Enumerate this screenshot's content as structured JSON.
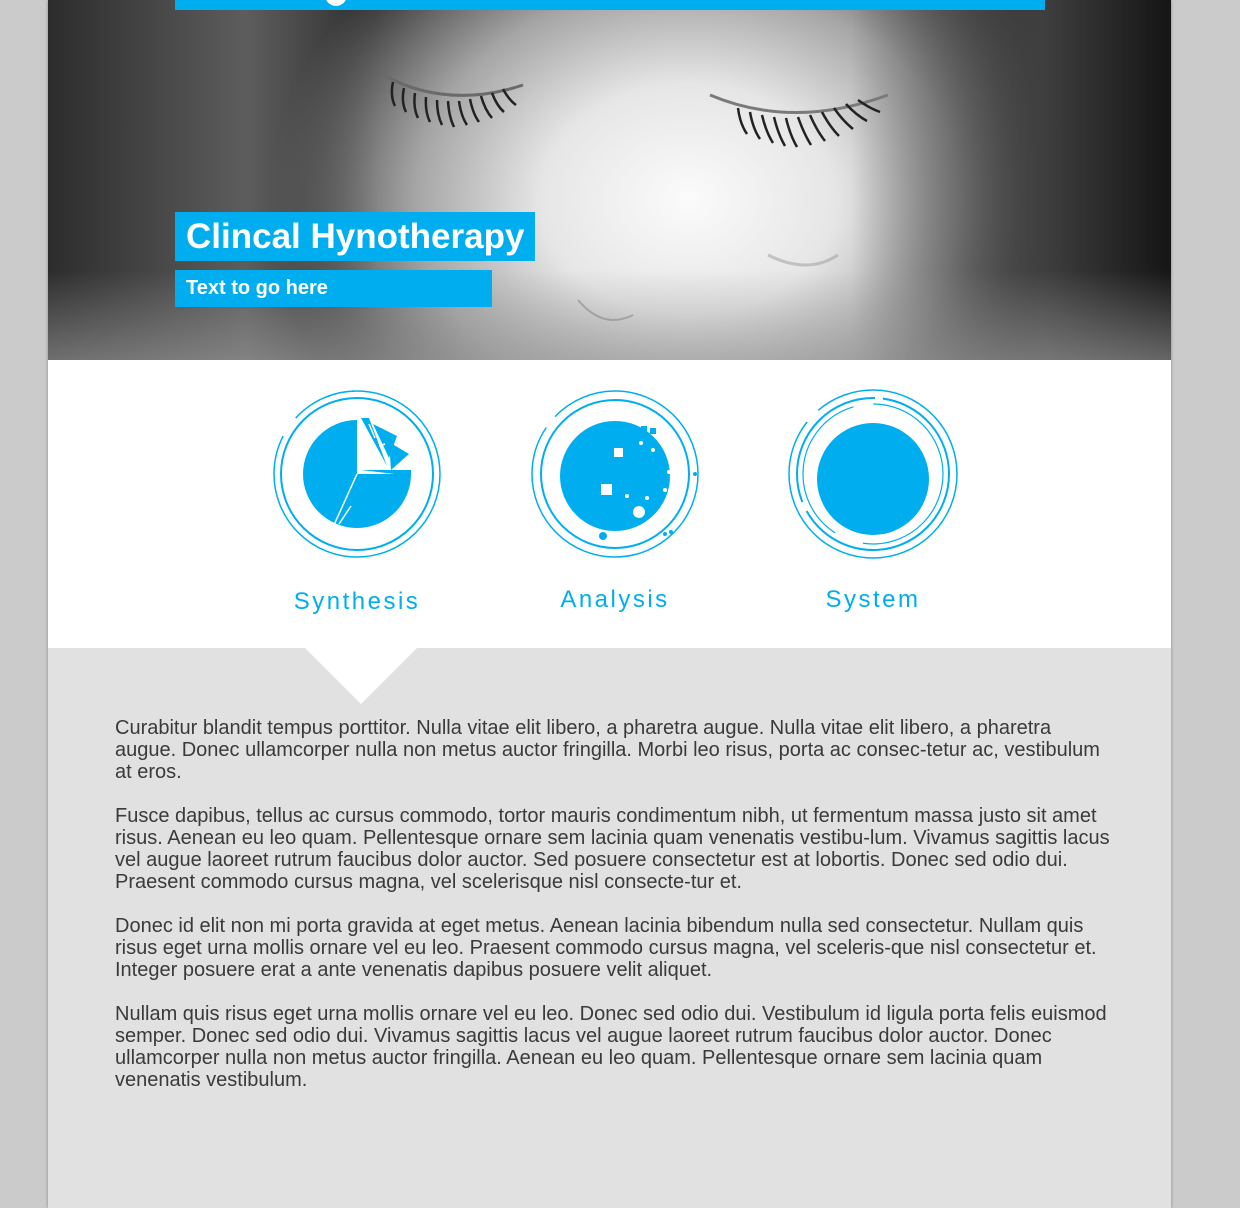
{
  "hero": {
    "title": "Clincal Hynotherapy",
    "subtitle": "Text to go here"
  },
  "features": [
    {
      "label": "Synthesis",
      "icon": "pie-chart-icon"
    },
    {
      "label": "Analysis",
      "icon": "scatter-dots-icon"
    },
    {
      "label": "System",
      "icon": "solid-circle-icon"
    }
  ],
  "body": {
    "paragraphs": [
      "Curabitur blandit tempus porttitor. Nulla vitae elit libero, a pharetra augue. Nulla vitae elit libero, a pharetra augue. Donec ullamcorper nulla non metus auctor fringilla. Morbi leo risus, porta ac consec-tetur ac, vestibulum at eros.",
      "Fusce dapibus, tellus ac cursus commodo, tortor mauris condimentum nibh, ut fermentum massa justo sit amet risus. Aenean eu leo quam. Pellentesque ornare sem lacinia quam venenatis vestibu-lum. Vivamus sagittis lacus vel augue laoreet rutrum faucibus dolor auctor. Sed posuere consectetur est at lobortis. Donec sed odio dui. Praesent commodo cursus magna, vel scelerisque nisl consecte-tur et.",
      "Donec id elit non mi porta gravida at eget metus. Aenean lacinia bibendum nulla sed consectetur. Nullam quis risus eget urna mollis ornare vel eu leo. Praesent commodo cursus magna, vel sceleris-que nisl consectetur et. Integer posuere erat a ante venenatis dapibus posuere velit aliquet.",
      "Nullam quis risus eget urna mollis ornare vel eu leo. Donec sed odio dui. Vestibulum id ligula porta felis euismod semper. Donec sed odio dui. Vivamus sagittis lacus vel augue laoreet rutrum faucibus dolor auctor. Donec ullamcorper nulla non metus auctor fringilla. Aenean eu leo quam. Pellentesque ornare sem lacinia quam venenatis vestibulum."
    ]
  },
  "colors": {
    "accent": "#00aeef",
    "panel": "#e1e1e1",
    "text": "#3a3a3a"
  }
}
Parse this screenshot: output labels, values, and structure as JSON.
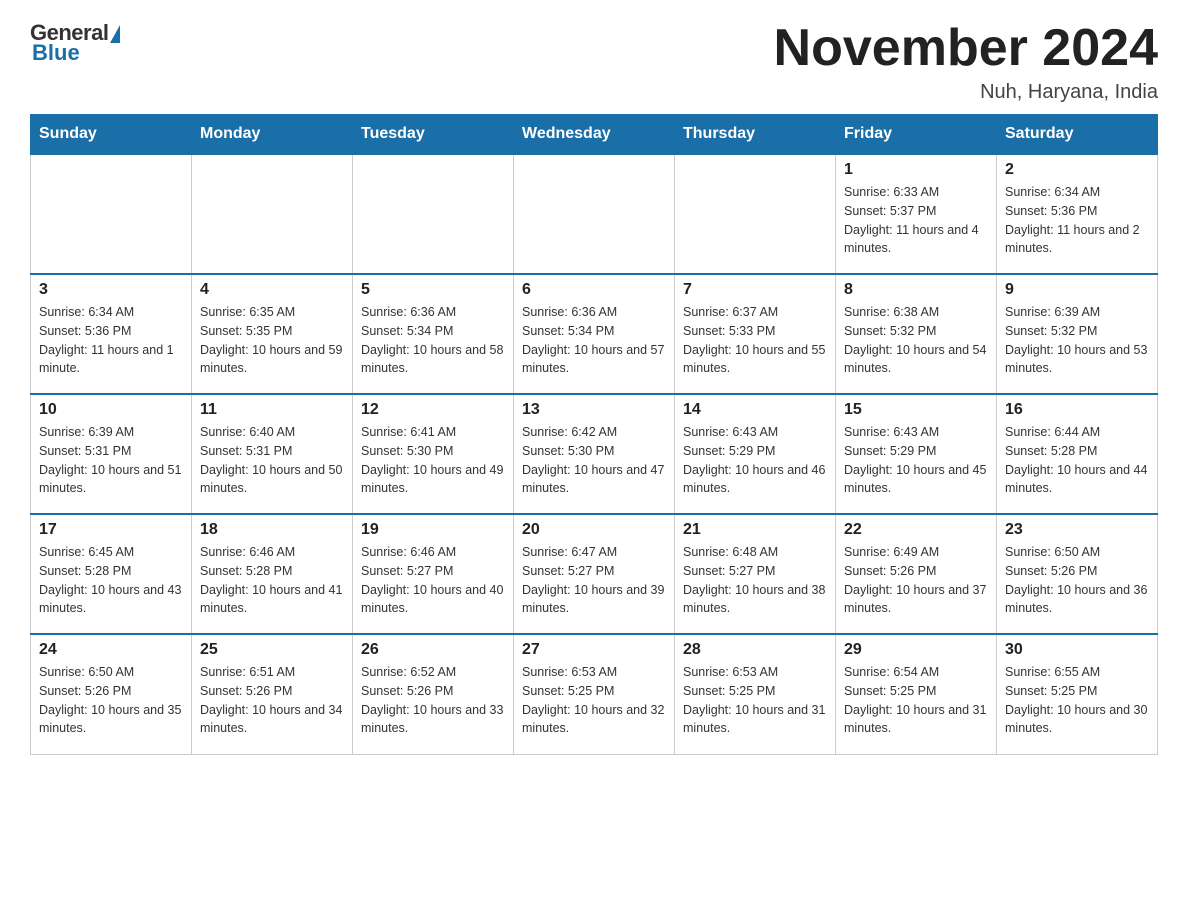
{
  "logo": {
    "general": "General",
    "blue": "Blue"
  },
  "title": "November 2024",
  "location": "Nuh, Haryana, India",
  "weekdays": [
    "Sunday",
    "Monday",
    "Tuesday",
    "Wednesday",
    "Thursday",
    "Friday",
    "Saturday"
  ],
  "weeks": [
    [
      {
        "day": "",
        "info": ""
      },
      {
        "day": "",
        "info": ""
      },
      {
        "day": "",
        "info": ""
      },
      {
        "day": "",
        "info": ""
      },
      {
        "day": "",
        "info": ""
      },
      {
        "day": "1",
        "info": "Sunrise: 6:33 AM\nSunset: 5:37 PM\nDaylight: 11 hours and 4 minutes."
      },
      {
        "day": "2",
        "info": "Sunrise: 6:34 AM\nSunset: 5:36 PM\nDaylight: 11 hours and 2 minutes."
      }
    ],
    [
      {
        "day": "3",
        "info": "Sunrise: 6:34 AM\nSunset: 5:36 PM\nDaylight: 11 hours and 1 minute."
      },
      {
        "day": "4",
        "info": "Sunrise: 6:35 AM\nSunset: 5:35 PM\nDaylight: 10 hours and 59 minutes."
      },
      {
        "day": "5",
        "info": "Sunrise: 6:36 AM\nSunset: 5:34 PM\nDaylight: 10 hours and 58 minutes."
      },
      {
        "day": "6",
        "info": "Sunrise: 6:36 AM\nSunset: 5:34 PM\nDaylight: 10 hours and 57 minutes."
      },
      {
        "day": "7",
        "info": "Sunrise: 6:37 AM\nSunset: 5:33 PM\nDaylight: 10 hours and 55 minutes."
      },
      {
        "day": "8",
        "info": "Sunrise: 6:38 AM\nSunset: 5:32 PM\nDaylight: 10 hours and 54 minutes."
      },
      {
        "day": "9",
        "info": "Sunrise: 6:39 AM\nSunset: 5:32 PM\nDaylight: 10 hours and 53 minutes."
      }
    ],
    [
      {
        "day": "10",
        "info": "Sunrise: 6:39 AM\nSunset: 5:31 PM\nDaylight: 10 hours and 51 minutes."
      },
      {
        "day": "11",
        "info": "Sunrise: 6:40 AM\nSunset: 5:31 PM\nDaylight: 10 hours and 50 minutes."
      },
      {
        "day": "12",
        "info": "Sunrise: 6:41 AM\nSunset: 5:30 PM\nDaylight: 10 hours and 49 minutes."
      },
      {
        "day": "13",
        "info": "Sunrise: 6:42 AM\nSunset: 5:30 PM\nDaylight: 10 hours and 47 minutes."
      },
      {
        "day": "14",
        "info": "Sunrise: 6:43 AM\nSunset: 5:29 PM\nDaylight: 10 hours and 46 minutes."
      },
      {
        "day": "15",
        "info": "Sunrise: 6:43 AM\nSunset: 5:29 PM\nDaylight: 10 hours and 45 minutes."
      },
      {
        "day": "16",
        "info": "Sunrise: 6:44 AM\nSunset: 5:28 PM\nDaylight: 10 hours and 44 minutes."
      }
    ],
    [
      {
        "day": "17",
        "info": "Sunrise: 6:45 AM\nSunset: 5:28 PM\nDaylight: 10 hours and 43 minutes."
      },
      {
        "day": "18",
        "info": "Sunrise: 6:46 AM\nSunset: 5:28 PM\nDaylight: 10 hours and 41 minutes."
      },
      {
        "day": "19",
        "info": "Sunrise: 6:46 AM\nSunset: 5:27 PM\nDaylight: 10 hours and 40 minutes."
      },
      {
        "day": "20",
        "info": "Sunrise: 6:47 AM\nSunset: 5:27 PM\nDaylight: 10 hours and 39 minutes."
      },
      {
        "day": "21",
        "info": "Sunrise: 6:48 AM\nSunset: 5:27 PM\nDaylight: 10 hours and 38 minutes."
      },
      {
        "day": "22",
        "info": "Sunrise: 6:49 AM\nSunset: 5:26 PM\nDaylight: 10 hours and 37 minutes."
      },
      {
        "day": "23",
        "info": "Sunrise: 6:50 AM\nSunset: 5:26 PM\nDaylight: 10 hours and 36 minutes."
      }
    ],
    [
      {
        "day": "24",
        "info": "Sunrise: 6:50 AM\nSunset: 5:26 PM\nDaylight: 10 hours and 35 minutes."
      },
      {
        "day": "25",
        "info": "Sunrise: 6:51 AM\nSunset: 5:26 PM\nDaylight: 10 hours and 34 minutes."
      },
      {
        "day": "26",
        "info": "Sunrise: 6:52 AM\nSunset: 5:26 PM\nDaylight: 10 hours and 33 minutes."
      },
      {
        "day": "27",
        "info": "Sunrise: 6:53 AM\nSunset: 5:25 PM\nDaylight: 10 hours and 32 minutes."
      },
      {
        "day": "28",
        "info": "Sunrise: 6:53 AM\nSunset: 5:25 PM\nDaylight: 10 hours and 31 minutes."
      },
      {
        "day": "29",
        "info": "Sunrise: 6:54 AM\nSunset: 5:25 PM\nDaylight: 10 hours and 31 minutes."
      },
      {
        "day": "30",
        "info": "Sunrise: 6:55 AM\nSunset: 5:25 PM\nDaylight: 10 hours and 30 minutes."
      }
    ]
  ]
}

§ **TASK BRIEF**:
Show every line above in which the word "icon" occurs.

§ **COMPLETED EXERCISE**:
      "icon": "pie-chart-icon"
      "icon": "scatter-dots-icon"
      "icon": "solid-circle-icon"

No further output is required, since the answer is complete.